PERK OF WINTER
January 10, 2010 - 10:00 pm
PERK OF WINTER
It’s time to go ice fishing in state’s northern reservoirs
It’s time for anglers to dig out their ice fishing rods and look for action at Nevada’s northern reservoirs. Though conditions are not yet safe at some waters, ice anglers will find conditions just right at destinations such as Eagle Valley reservoir and the reservoirs at Kirch Wildlife Management Area.
“I have to admit there is something unnerving about walking out on a slab of ice to go fishing,” said Doug Nielsen, conservation education supervisor for the Nevada Department of Wildlife. “But the whole experience is really fun once you start catching fish. Sometimes the action is very fast, and you don’t need any special equipment. Any fishing rod will do.”
Holes can be drilled through the ice using either a manual or power auger. Nevada regulation limits the allowable hole size to no more than 10 inches. Baits such as night crawlers, PowerBait and salmon eggs, or hardware can be fished through the hole.
Experienced ice fishermen will tell you the most important information to have before you walk on the hard water is the current condition of the ice. Taking the time to ask before you go can prevent a tragic end to an outdoor adventure. Even if the ice is thick enough in one area, it might not be in others. If the ice is clear blue and consistently more than four inches thick, it can safely support adult anglers. On the other hand, when there are areas of dark ice and snow with slush, the ice is probably too thin or weak to support a person’s weight.
A rule of thumb in cold country is “Thick and blue, tried and true; thin and crispy, way too risky.”

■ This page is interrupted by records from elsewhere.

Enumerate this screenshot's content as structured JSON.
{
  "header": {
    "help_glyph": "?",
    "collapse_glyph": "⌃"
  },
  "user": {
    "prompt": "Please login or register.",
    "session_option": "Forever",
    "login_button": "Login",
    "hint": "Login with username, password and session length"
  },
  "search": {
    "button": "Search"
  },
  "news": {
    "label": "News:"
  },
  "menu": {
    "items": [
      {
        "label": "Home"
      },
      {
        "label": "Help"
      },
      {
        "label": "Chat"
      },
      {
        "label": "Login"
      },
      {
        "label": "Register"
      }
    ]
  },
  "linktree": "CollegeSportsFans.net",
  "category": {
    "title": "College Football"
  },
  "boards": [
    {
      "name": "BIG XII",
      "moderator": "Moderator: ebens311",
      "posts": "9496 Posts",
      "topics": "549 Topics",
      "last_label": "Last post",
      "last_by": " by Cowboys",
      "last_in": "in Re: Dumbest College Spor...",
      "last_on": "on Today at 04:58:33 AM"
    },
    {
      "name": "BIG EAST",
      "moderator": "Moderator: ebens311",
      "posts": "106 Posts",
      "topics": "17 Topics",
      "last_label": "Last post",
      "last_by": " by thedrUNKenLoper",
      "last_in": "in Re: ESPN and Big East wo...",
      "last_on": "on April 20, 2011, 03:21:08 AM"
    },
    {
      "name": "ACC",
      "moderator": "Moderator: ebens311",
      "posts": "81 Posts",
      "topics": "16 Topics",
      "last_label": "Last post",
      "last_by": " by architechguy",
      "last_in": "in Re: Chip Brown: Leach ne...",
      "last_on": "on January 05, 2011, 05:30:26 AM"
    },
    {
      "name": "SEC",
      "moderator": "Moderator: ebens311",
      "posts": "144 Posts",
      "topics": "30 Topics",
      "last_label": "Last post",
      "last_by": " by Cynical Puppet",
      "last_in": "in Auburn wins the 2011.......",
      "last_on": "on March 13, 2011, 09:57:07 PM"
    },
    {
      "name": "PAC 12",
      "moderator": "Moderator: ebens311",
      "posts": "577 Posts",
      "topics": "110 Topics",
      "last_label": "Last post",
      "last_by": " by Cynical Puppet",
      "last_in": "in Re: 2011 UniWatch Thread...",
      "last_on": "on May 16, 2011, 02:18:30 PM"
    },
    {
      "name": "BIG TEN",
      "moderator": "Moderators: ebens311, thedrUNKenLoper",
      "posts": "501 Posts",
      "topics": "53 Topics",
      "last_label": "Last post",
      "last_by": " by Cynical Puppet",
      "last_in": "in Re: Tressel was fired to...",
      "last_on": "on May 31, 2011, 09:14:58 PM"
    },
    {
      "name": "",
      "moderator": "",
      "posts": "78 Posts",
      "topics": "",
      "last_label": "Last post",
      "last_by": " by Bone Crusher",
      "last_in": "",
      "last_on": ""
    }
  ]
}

Even after checking on ice conditions, it is always a good idea to carry ice claws just in case the ice breaks and you or someone else falls through. Ice claws can be purchased at a commercial vendor or made by inserting a nail into one end of a four- to six-inch piece of a wooden dowel. With a string attached to two claws, anglers can easily wear them around their neck and have easy access to them should an emergency occur.